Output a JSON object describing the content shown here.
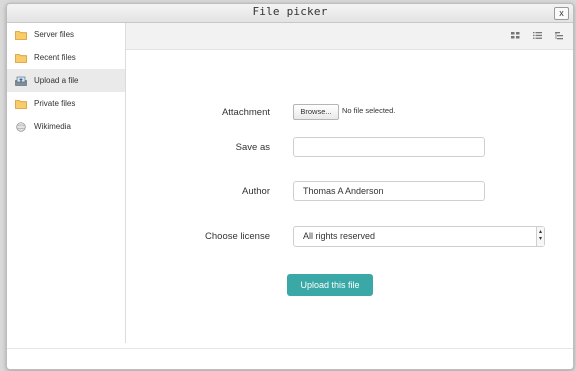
{
  "dialog": {
    "title": "File picker",
    "close_label": "x"
  },
  "sidebar": {
    "items": [
      {
        "label": "Server files",
        "icon": "folder-icon",
        "active": false
      },
      {
        "label": "Recent files",
        "icon": "folder-icon",
        "active": false
      },
      {
        "label": "Upload a file",
        "icon": "upload-icon",
        "active": true
      },
      {
        "label": "Private files",
        "icon": "folder-icon",
        "active": false
      },
      {
        "label": "Wikimedia",
        "icon": "wikimedia-icon",
        "active": false
      }
    ]
  },
  "toolbar": {
    "view_icons": [
      "grid-view-icon",
      "list-view-icon",
      "tree-view-icon"
    ]
  },
  "form": {
    "attachment_label": "Attachment",
    "browse_label": "Browse...",
    "no_file_text": "No file selected.",
    "save_as_label": "Save as",
    "save_as_value": "",
    "author_label": "Author",
    "author_value": "Thomas A Anderson",
    "license_label": "Choose license",
    "license_value": "All rights reserved",
    "upload_label": "Upload this file"
  },
  "colors": {
    "accent": "#3aa8a6",
    "folder": "#f3b73f",
    "active_bg": "#eaeaea"
  }
}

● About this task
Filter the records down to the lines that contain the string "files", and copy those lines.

● Result for this exercise
        "label": "Server files",
        "label": "Recent files",
        "label": "Private files",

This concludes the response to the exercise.